• [Exercise]
Reproduce each entry exactly as written.

• [The data]
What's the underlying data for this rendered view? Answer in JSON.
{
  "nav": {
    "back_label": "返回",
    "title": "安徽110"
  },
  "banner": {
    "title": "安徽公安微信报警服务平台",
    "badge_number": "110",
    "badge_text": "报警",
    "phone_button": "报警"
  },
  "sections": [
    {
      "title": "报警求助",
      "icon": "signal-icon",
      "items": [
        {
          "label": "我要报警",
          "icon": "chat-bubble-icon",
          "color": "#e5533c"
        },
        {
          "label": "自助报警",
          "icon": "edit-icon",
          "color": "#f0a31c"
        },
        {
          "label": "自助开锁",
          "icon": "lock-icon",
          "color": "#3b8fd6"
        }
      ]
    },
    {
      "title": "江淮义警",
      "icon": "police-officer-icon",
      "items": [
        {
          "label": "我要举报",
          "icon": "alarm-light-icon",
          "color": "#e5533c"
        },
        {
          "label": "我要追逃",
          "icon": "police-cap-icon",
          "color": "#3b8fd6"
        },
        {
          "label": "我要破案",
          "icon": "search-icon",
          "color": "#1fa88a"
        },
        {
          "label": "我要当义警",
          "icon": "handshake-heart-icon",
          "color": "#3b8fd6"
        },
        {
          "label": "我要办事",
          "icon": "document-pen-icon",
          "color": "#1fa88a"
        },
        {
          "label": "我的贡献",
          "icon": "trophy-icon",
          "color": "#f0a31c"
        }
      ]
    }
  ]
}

• [Result of the task]
What's the underlying data for this rendered view? Answer in JSON.
{
  "nav": {
    "back_label": "返回",
    "title": "安徽110"
  },
  "banner": {
    "title": "安徽公安微信报警服务平台",
    "badge_number": "110",
    "badge_text": "报警",
    "phone_button": "报警"
  },
  "sections": [
    {
      "title": "报警求助",
      "icon": "signal-icon",
      "items": [
        {
          "label": "我要报警",
          "icon": "chat-bubble-icon",
          "color": "#e5533c"
        },
        {
          "label": "自助报警",
          "icon": "edit-icon",
          "color": "#f0a31c"
        },
        {
          "label": "自助开锁",
          "icon": "lock-icon",
          "color": "#3b8fd6"
        }
      ]
    },
    {
      "title": "江淮义警",
      "icon": "police-officer-icon",
      "items": [
        {
          "label": "我要举报",
          "icon": "alarm-light-icon",
          "color": "#e5533c"
        },
        {
          "label": "我要追逃",
          "icon": "police-cap-icon",
          "color": "#3b8fd6"
        },
        {
          "label": "我要破案",
          "icon": "search-icon",
          "color": "#1fa88a"
        },
        {
          "label": "我要当义警",
          "icon": "handshake-heart-icon",
          "color": "#3b8fd6"
        },
        {
          "label": "我要办事",
          "icon": "document-pen-icon",
          "color": "#1fa88a"
        },
        {
          "label": "我的贡献",
          "icon": "trophy-icon",
          "color": "#f0a31c"
        }
      ]
    }
  ]
}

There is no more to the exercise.